…pain could go away, if I just thought, thought–thought for asecond, or maybe two, if I could think about stopping the thinking about thinking thought–thought think.

Ancient high school rooms, you know what I’m saying.

Anachronistic artifacts so ancient to our feeling’s feel–feel rhyme pattern.

Beer bottles, fade–faint roaches. The arrayed symbols of a generation waiting to forget, wanting to never belong, never realize, never pay attention, and never–ever, never agree, just whine about ADD like the surgeons told us to. Shove pills up my ass and I’ll forget to feel, you said. So we’ll write each other letters, and we’ll go to classes, to try to belong, to try to realize, to try to get attention — so that maybe we won’t be forgotten (at least, not until tomorrow). But (and here’s the thing I’m thinking), the want of existence becomes the end of your existence. The search for your own existence becomes the end to the reality you have been given. The time you waste.

The prayers you cradle.

The gods we slaughter.

The needles that pierce us.

The blood that stains me.

What we’ll call, for all intensive purposes: A Generational Zero.

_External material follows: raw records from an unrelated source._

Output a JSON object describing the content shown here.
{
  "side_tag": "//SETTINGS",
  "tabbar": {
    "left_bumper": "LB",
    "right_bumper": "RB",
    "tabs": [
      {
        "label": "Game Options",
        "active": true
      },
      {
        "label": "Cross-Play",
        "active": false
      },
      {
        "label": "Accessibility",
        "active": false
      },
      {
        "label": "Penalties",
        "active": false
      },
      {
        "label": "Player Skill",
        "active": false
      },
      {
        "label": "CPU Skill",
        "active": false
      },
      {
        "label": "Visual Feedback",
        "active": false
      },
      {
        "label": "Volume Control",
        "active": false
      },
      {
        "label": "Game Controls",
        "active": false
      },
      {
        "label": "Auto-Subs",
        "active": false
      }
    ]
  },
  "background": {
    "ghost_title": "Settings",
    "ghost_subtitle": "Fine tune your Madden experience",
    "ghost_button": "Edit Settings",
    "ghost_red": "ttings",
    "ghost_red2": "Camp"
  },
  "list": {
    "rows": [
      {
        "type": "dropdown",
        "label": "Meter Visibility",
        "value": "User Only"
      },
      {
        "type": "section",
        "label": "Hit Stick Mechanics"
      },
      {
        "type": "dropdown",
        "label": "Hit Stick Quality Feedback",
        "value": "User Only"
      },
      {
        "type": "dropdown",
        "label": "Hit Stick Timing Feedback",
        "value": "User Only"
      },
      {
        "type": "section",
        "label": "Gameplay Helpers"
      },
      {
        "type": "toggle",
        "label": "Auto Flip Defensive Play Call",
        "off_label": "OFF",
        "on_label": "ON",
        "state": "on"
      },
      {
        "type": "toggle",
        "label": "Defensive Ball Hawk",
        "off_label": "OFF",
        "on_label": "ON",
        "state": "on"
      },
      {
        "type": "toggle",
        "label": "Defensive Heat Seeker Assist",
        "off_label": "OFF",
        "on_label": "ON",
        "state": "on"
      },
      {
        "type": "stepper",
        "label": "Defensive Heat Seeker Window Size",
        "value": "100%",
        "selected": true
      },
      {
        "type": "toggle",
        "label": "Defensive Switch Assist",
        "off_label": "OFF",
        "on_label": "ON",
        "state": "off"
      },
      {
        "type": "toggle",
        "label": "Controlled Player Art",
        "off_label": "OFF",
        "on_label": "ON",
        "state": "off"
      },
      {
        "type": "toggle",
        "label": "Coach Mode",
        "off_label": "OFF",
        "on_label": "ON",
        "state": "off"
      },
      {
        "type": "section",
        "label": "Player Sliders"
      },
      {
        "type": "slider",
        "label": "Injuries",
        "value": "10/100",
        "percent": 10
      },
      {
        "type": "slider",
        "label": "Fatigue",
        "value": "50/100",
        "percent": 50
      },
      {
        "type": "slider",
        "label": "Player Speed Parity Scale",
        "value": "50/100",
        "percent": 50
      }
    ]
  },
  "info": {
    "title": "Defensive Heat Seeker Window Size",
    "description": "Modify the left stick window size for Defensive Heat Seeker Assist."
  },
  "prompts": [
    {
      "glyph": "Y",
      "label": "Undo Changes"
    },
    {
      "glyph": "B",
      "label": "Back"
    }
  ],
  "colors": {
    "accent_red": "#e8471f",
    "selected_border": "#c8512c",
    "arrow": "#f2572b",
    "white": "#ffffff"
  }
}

… a desert in Sudan and a child walks miles upon miles–miles and more miles scratching and itching at a scratch or itch deep inside a throat scratched and itched raw — depraved, vultures circle above like a pack of infest rodents, waiting for a kill–kill ratio disease end–end and it’s all a horror–show like nighttime–night nightmares that shift from
grace to chaos in a float–pattern song that slips from august to sepetmeber and spells october in a poem never spelt spilling into novemeber, ending in december, where everything’s frail, like a child ripping at his throat because starvation hurts like an itch or scratch infest deep inside of manifest television reality — plagued visions of vulture squareoffs gunning each other down for bare–boned child carcasses, for torment, for unquenchable eternity (hold on god, my body isn’t quite finished getting fucked with, but, in the meantime, let me tell you the one about when I ripped out my throat cause I couldn’t find water), and in the midst of dust and sand and mucus–blood coughs, you’ll fall and
stare up at the skies and god’ll snicker and die, gasp, gasp, breathe, and through the cells, the thought, the death, the ‘cease to exist’ moment,

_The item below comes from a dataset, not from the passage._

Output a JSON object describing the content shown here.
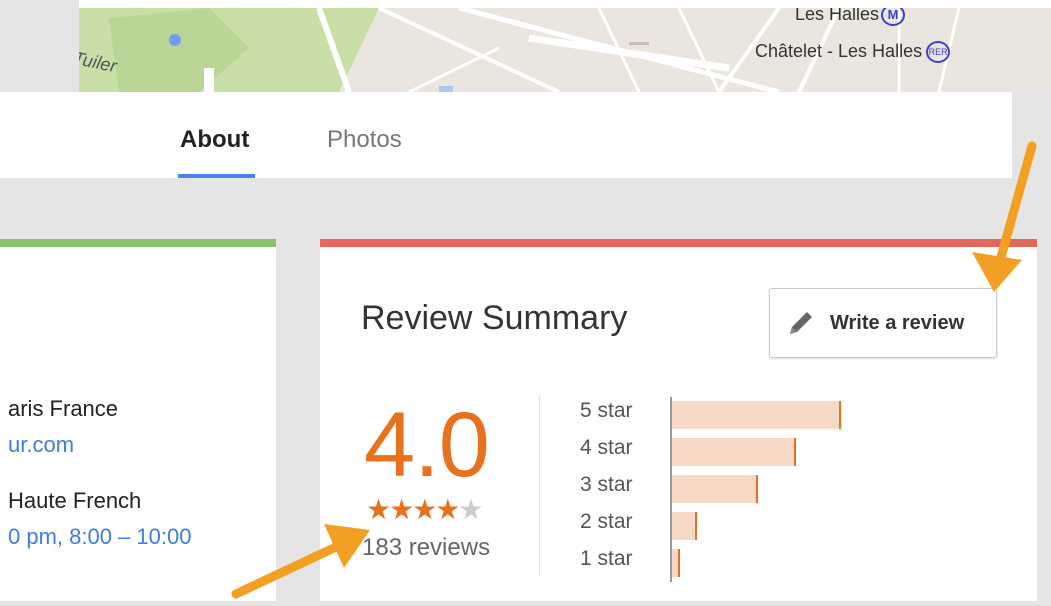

( — it’s a ninety–mile–an–hour car–chase computer game race to the end, or it’s just a ride out of the beer refectory, out of the club Paradise — Angela is in my arms and Rob’s skidding and hitting curves like it makes sense to keep off the road — I can’t breathe, I’m at a loss of breath — we can’t hold on much longer — Angela’s crying — Sheryl’s bleeding — Rob’s going fucking nuts and I can’t breathe — then: breakdown — the crash–down fall–down and we’re gone — bullets zip by, or it’s the wind — my nervous system is shot to shit and I’m slow to register, or react, or by the time I’ve figured to react I’ve forgotten what I registered — or, shit — this infest intoxication has fucked this memory — I’m kissed, in the beautiful kiss–kiss way, but it’s empty and numb — I could be drooling — then we stop, skid, and stop — five kids (two from the front, two from the passenger seat–side ride left window — a girl first — and one girl from the right) crash out onto an empty suburban collision–blessed highway eternity and puke out demons and intestines in the middle of hell’s half acre revisited… — )

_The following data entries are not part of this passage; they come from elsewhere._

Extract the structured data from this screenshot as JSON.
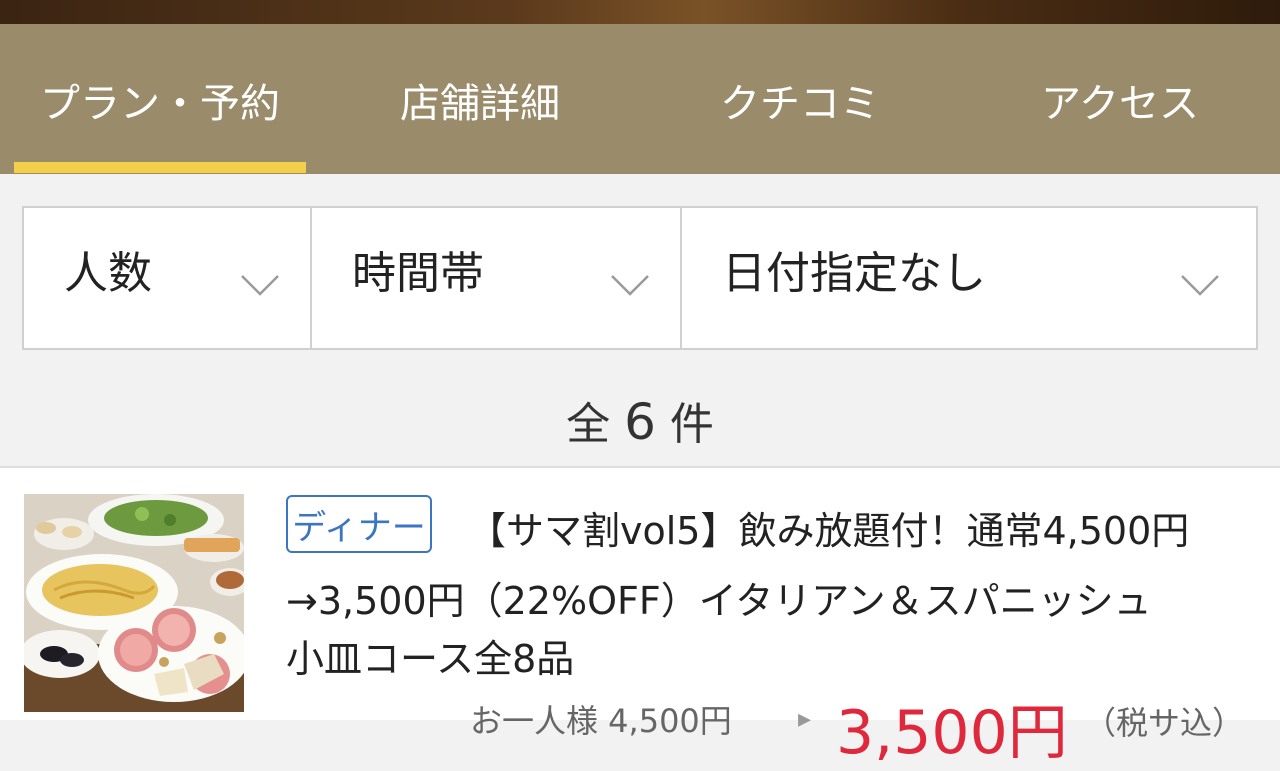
{
  "tabs": {
    "items": [
      {
        "label": "プラン・予約",
        "active": true
      },
      {
        "label": "店舗詳細",
        "active": false
      },
      {
        "label": "クチコミ",
        "active": false
      },
      {
        "label": "アクセス",
        "active": false
      }
    ]
  },
  "filters": {
    "people": "人数",
    "time": "時間帯",
    "date": "日付指定なし"
  },
  "results": {
    "prefix": "全",
    "count": "6",
    "suffix": "件"
  },
  "listing": {
    "badge": "ディナー",
    "title_line1": "【サマ割vol5】飲み放題付！通常4,500円",
    "title_line2": "→3,500円（22%OFF）イタリアン＆スパニッシュ",
    "title_line3": "小皿コース全8品",
    "price_old": "お一人様 4,500円",
    "price_new": "3,500円",
    "price_tax": "（税サ込）"
  },
  "colors": {
    "tabbar": "#9a8c6a",
    "tab_indicator": "#f4cf4a",
    "badge": "#3c76c2",
    "price": "#e0283c"
  }
}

end.

Something is wrong, in the air — like shit stains and carpet programs.

Something is wrong, on the television.

Something’s wrong, in my head.

Something is wrong; are the bombs falling?

I can’t place it. It’s touching me and every time I turn around all I find is the empty hacker’s virtually distorted reality–space rain–ritual carved in ancient dances and story–weaved alienation patterns.

There’s a cross on the wall.

a dream.

I look away.

a nightmare.

I look back.

a story.

Fuck. Fuck.

This is not my house.

This is not my room.

This is not my bathroom.

a song.

What the fuck happened last night? What the fuck — the fuck. Fuck.

A kid slams through a door and steps into

a dream.

March 10, 2006 Blueprint Web Administrator No Comments